# Spectral radius and dense subspace

Let $X$ be a Banach space, and let $E$ be a dense subspace of $X$. Let $A: X \to X$ be a bounded operator on $X$ that maps $E$ to itself. Assume that the spectral radius of $A$ restricted to $E$ is $r>0$. Is it true that the spectral radius of $A$ on $X$ is equal to $r$ (or can it "jump up")?

Edit (precisions) I am assuming that $E$ is a linear vector space, and that the spectral radius of $A$ on $E$ is equal to a finite $r>0$. I am asking if this implies that the spectral radius of $A$ on $X$ is at most $r$.

• $f = A$, I presume? – Robert Israel Feb 2 '16 at 22:53
• yes, sorry. I'll fix it – hal Feb 2 '16 at 22:57
• Suppose the $X$ in your case is an ordered Banach space, and $T$ is invariant under the cone $K=\{x\in X \colon x\geq 0\}$, then the spectral radius is in spectrum. What happens to the spectral radius of the restriction in this case? – La Rias Jun 21 '18 at 11:17

Consider the Banach space $X = C[0,1]$ of continuous functions on $[0,1]$, with the operator $A$ of multiplication by $x$ (i.e. $Af(x) = x f(x)$). This has spectrum $[0,1]$. Let $E$ be the subspace of $X$ consisting of polynomials. This is invariant under $A$. However, $A - \lambda I$ is never surjective as an operator from $E$ to $E$, e.g. there is no polynomial $g(x)$ such that $(x - \lambda) g(x) = 1$. Therefore the spectrum of the restriction of $A$ to $E$ is all of $\mathbb C$.

EDIT: In the other direction, the spectrum of $A$ is always contained in the spectrum of the restriction $A|_E$ of $A$ to $E$: if $\lambda$ is not in the spectrum of $A|_E$, i.e. $A|_E - \lambda I|_E$ has a bounded two-sided inverse $R_\lambda: E \to E$, then $R_\lambda$ extends by continuity to a bounded linear operator $\overline{R}_\lambda$ on $X$ which is a two-sided inverse of $A-\lambda I$ there, so $\lambda$ is not in the spectrum of $A$. Thus the spectral radius can never "jump up".

For an example where $A|_E$ has finite spectral radius, consider the same $A$ and $X$ as in my previous example, but let $E$ be the space of restrictions to $[0,1]$ of functions analytic in the disk $\{z: |z| < 2\}$. If $|\lambda| > 2$, $A|E - \lambda I$ has a bounded inverse on $E$, namely multiplication by $1/(x - \lambda)$. But if $|\lambda| < 2$, $A|_E - \lambda$ is not surjective.
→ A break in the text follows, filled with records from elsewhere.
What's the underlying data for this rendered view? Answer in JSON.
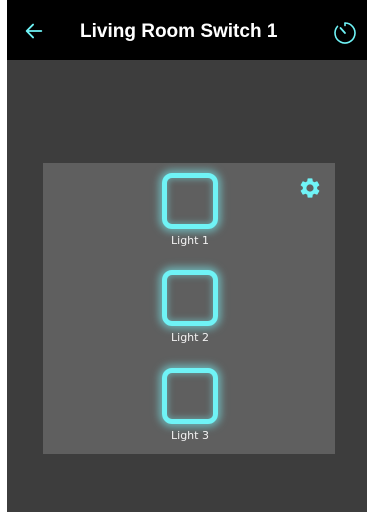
{
  "header": {
    "title": "Living Room Switch 1",
    "back_icon": "back-arrow-icon",
    "timer_icon": "timer-icon"
  },
  "panel": {
    "settings_icon": "gear-icon",
    "lights": [
      {
        "label": "Light 1"
      },
      {
        "label": "Light 2"
      },
      {
        "label": "Light 3"
      }
    ]
  },
  "colors": {
    "accent": "#6ff3f6",
    "header_bg": "#000000",
    "screen_bg": "#3d3d3d",
    "panel_bg": "#5f5f5f"
  }
}
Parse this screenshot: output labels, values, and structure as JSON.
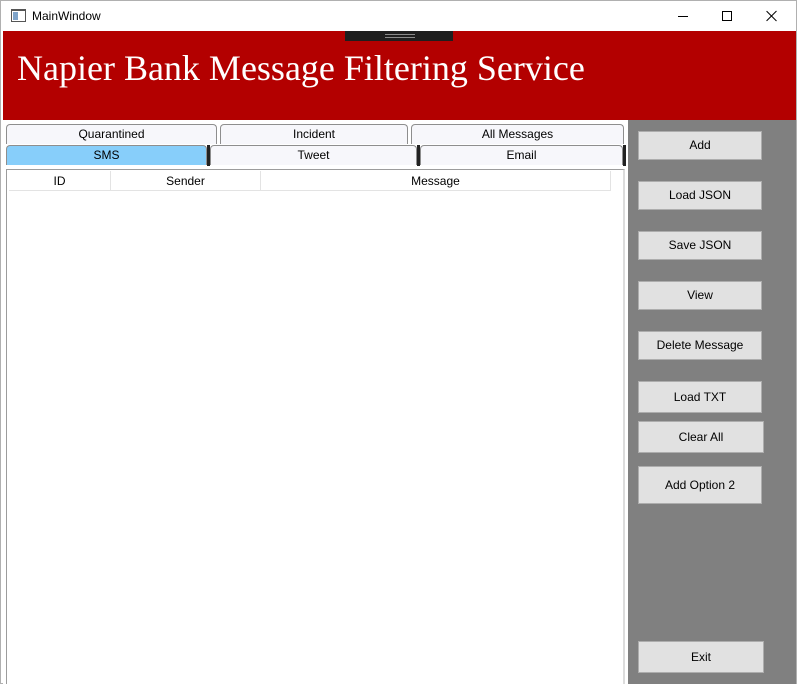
{
  "window": {
    "title": "MainWindow"
  },
  "banner": {
    "title": "Napier Bank Message Filtering Service",
    "color": "#b30000"
  },
  "tabs": {
    "row1": [
      {
        "label": "Quarantined"
      },
      {
        "label": "Incident"
      },
      {
        "label": "All Messages"
      }
    ],
    "row2": [
      {
        "label": "SMS",
        "selected": true
      },
      {
        "label": "Tweet",
        "selected": false
      },
      {
        "label": "Email",
        "selected": false
      }
    ],
    "selected_color": "#87cefa"
  },
  "table": {
    "columns": [
      "ID",
      "Sender",
      "Message"
    ],
    "rows": []
  },
  "actions": {
    "add": "Add",
    "load_json": "Load JSON",
    "save_json": "Save JSON",
    "view": "View",
    "delete_message": "Delete Message",
    "load_txt": "Load TXT",
    "clear_all": "Clear All",
    "add_option_2": "Add Option 2",
    "exit": "Exit"
  },
  "panel_color": "#808080"
}
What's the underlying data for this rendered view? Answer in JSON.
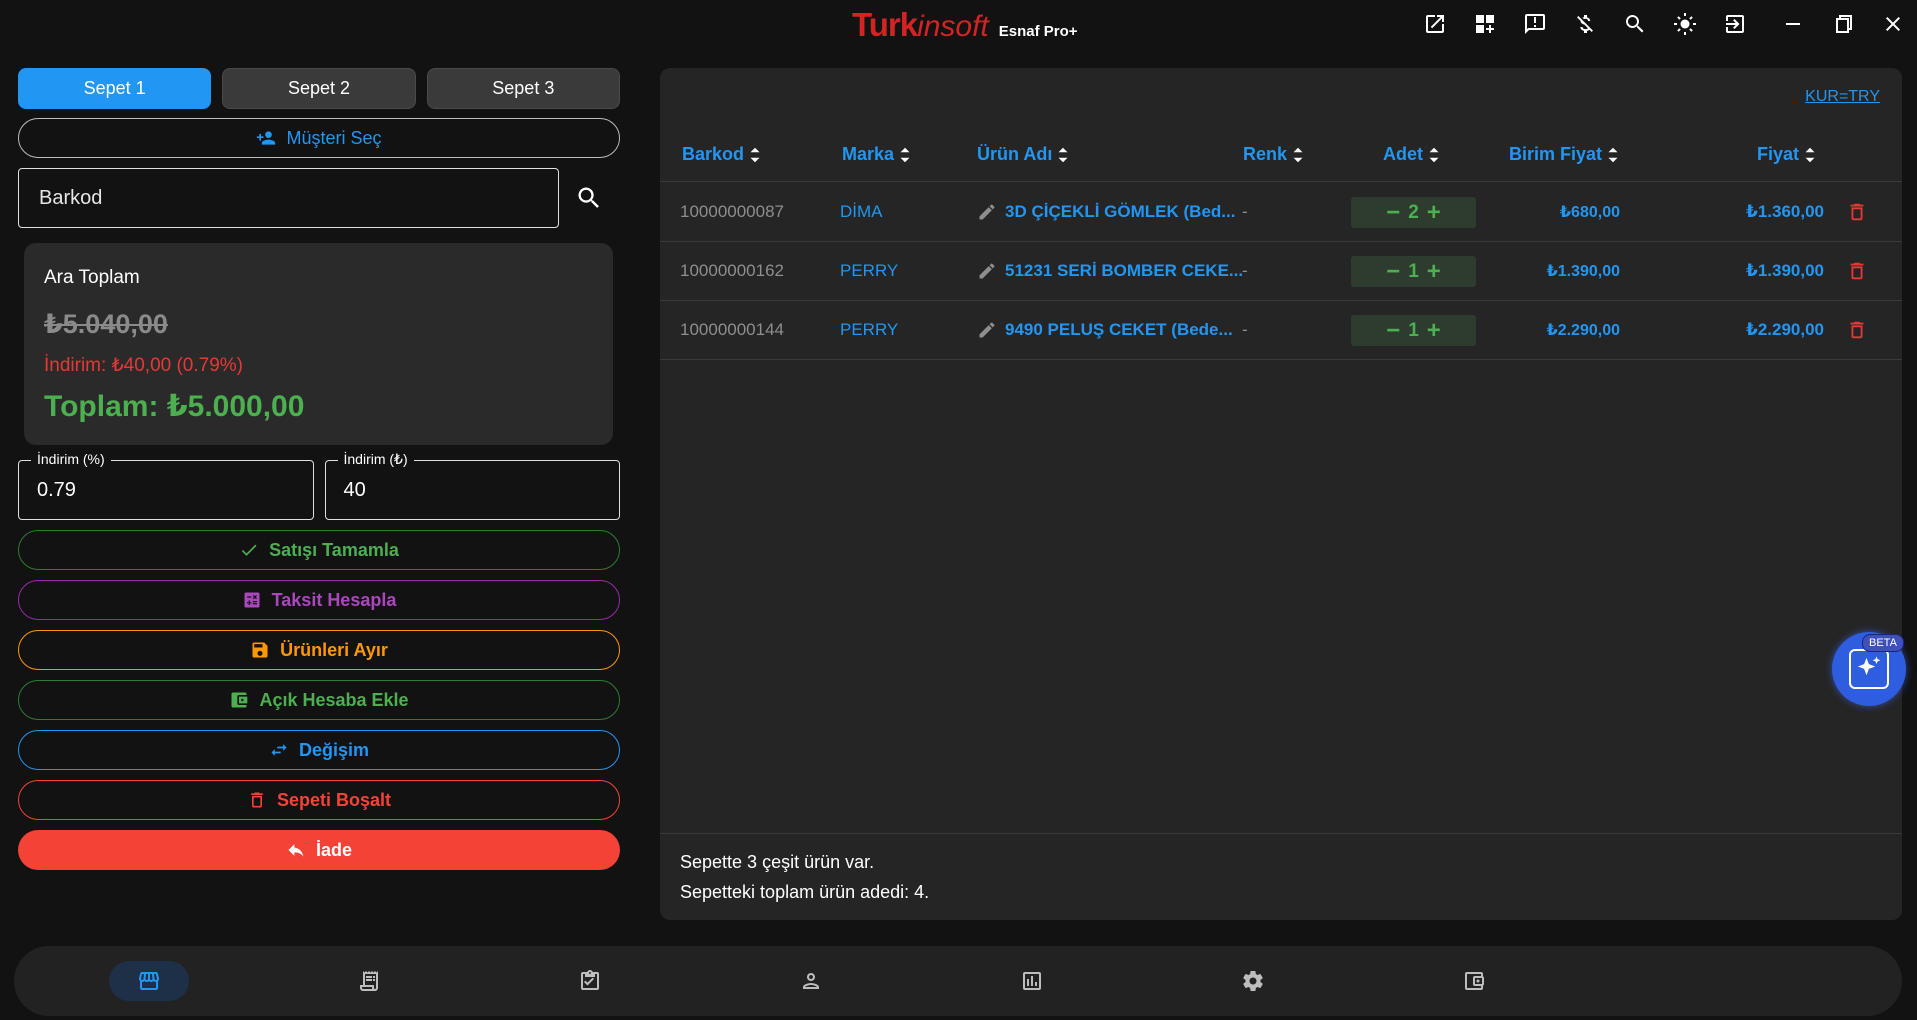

Thus the spectral radius "jumps down" from $2$ to $1$.

• interesting exemple. This proves that the spectral radius can "jump down". do you have any example where it "jumps up"? also I am assuming that the spectral radius is finite on $E$ – hal Feb 3 '16 at 18:59
• @RobertIsrael is it true/obvious that for the non-Banach space $E$ the two usual definitions of the spectral radius coincide? (ie that it is the limit of the norm of $A^n$ to the power $1/n$? – Glougloubarbaki Feb 4 '16 at 1:57

$X=R^2=Vect\{e_1,e_2\}$, $A(e_1)=e_1, A(e_2)=2e_2$, $E=R^2-Re_2$. The spectrum of $A$ restricted to $E$ is $1$ and the spectrum of $A$ is $\{1,2\}$.

• $R^2-Re_2=\{(x,y)\neq (0,y)\}$ is dense in $R^2$. – Tsemo Aristide Feb 2 '16 at 23:12
• Your $E$ is not a linear subspace. – Robert Israel Feb 3 '16 at 0:05
• Certainly, but the question requests only E to be a dense subspace – Tsemo Aristide Feb 3 '16 at 0:09
• In the context, subspaces are linear. What does "spectrum" even mean for operators on non-linear spaces? – Robert Israel Feb 3 '16 at 16:53
• For linear operators on infinite-dimensional normed spaces, spectrum is not the same thing as the set of eigenvalues. – Robert Israel Feb 3 '16 at 21:06